About 3,400 babies die unexpectedly each year while sleeping in the United States. According to government data, four out of 10 of these cases are linked to a mysterious condition known as Sudden Infant Death Syndrome (SIDS), with the rest attributed roughly equally to accidental suffocation or undetermined causes requiring more investigation.

A Boston Globe Spotlight Team report found that hundreds of women each year face some form of blame for these deaths if they were bed-sharing — and low-income parents disproportionately face these probes because they are far more likely to lose a baby to sudden unexpected sleep deaths.


Here’s what to know about SIDS.

Risk factors

Much remains unknown about what causes SIDS. But top pediatricians are largely guided by the Triple Risk Model, named after the categories of dangers. Under this theory, an infant is at higher risk of a SIDS death when these multiple factors interact simultaneously.

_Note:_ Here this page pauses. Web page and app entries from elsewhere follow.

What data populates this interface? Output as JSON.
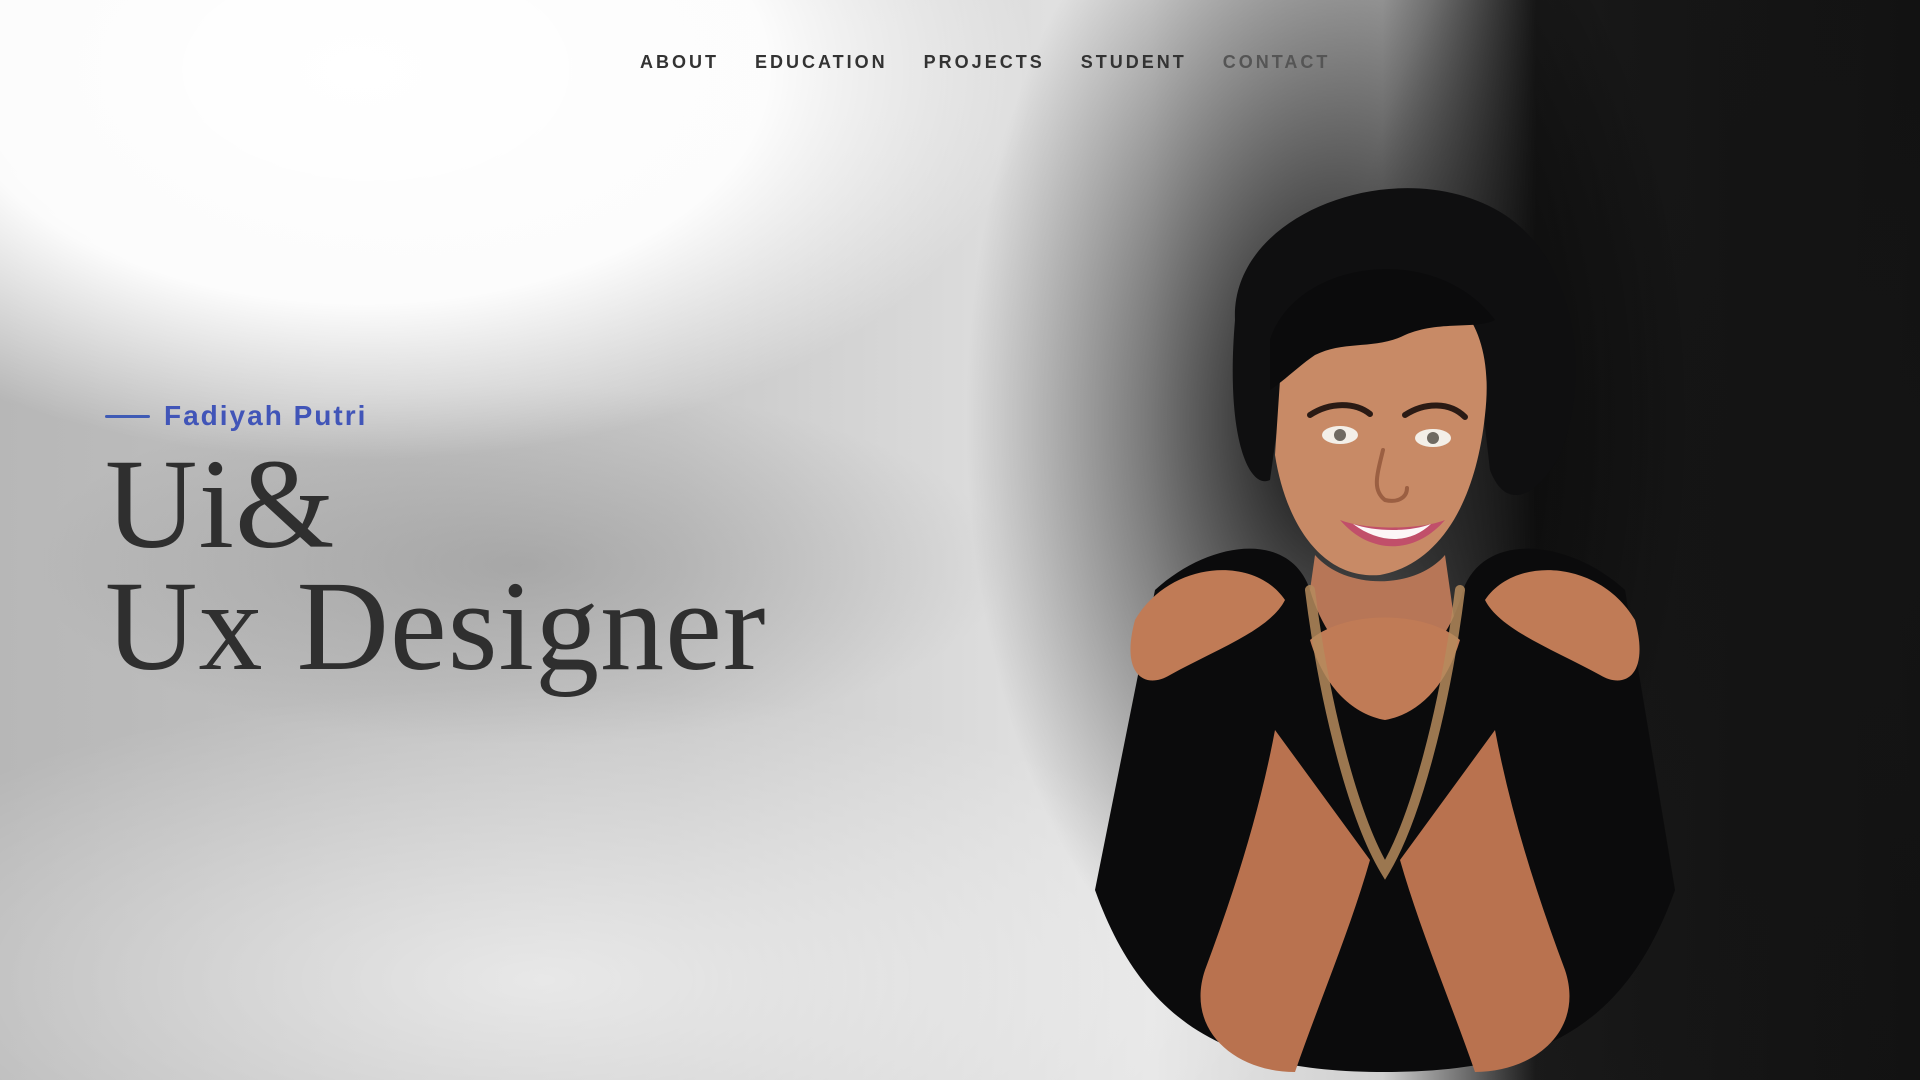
{
  "nav": {
    "items": [
      "ABOUT",
      "EDUCATION",
      "PROJECTS",
      "STUDENT",
      "CONTACT"
    ]
  },
  "hero": {
    "name": "Fadiyah Putri",
    "title_line1": "Ui&",
    "title_line2": "Ux Designer"
  },
  "colors": {
    "accent": "#4155b8",
    "text_dark": "#2f2f2f"
  },
  "icons": {
    "portrait": "person-photo"
  }
}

  1. The baby is at a critical stage of development - usually the first six months of life
  2. The baby has an underlying vulnerability, such as brainstem abnormality, cardiovascular impairment, or an undetected disease that makes them unable to respond to low-oxygen and high carbon-dioxide levels.
  3. The baby is exposed to an outside triggering event that may compromise their airways, even briefly, such as a parent’s body or a stuffed animal, or an overbundled infant in heat stress.


Below, learn more about safe sleep practices recommended by organizations, which have somewhat different approaches to co-sleeping as they try to reduce infant sleep deaths.

The American Academy of Pediatrics recommends that infants be placed on their back, in their own sleep space that is free of blankets, pillows, bumpers or stuffed animals — every time they sleep. The group also urges parents to breastfeed if possible and avoid smoking.

The Lullaby Trust, a British charity, created a video that provides information about how to maximize safety for babies when parents choose to co-sleep, though emphasizes that infants are safest in a separate sleep space.

Christina Prignano can be reached at christina.prignano@globe.com. Follow her @cprignano.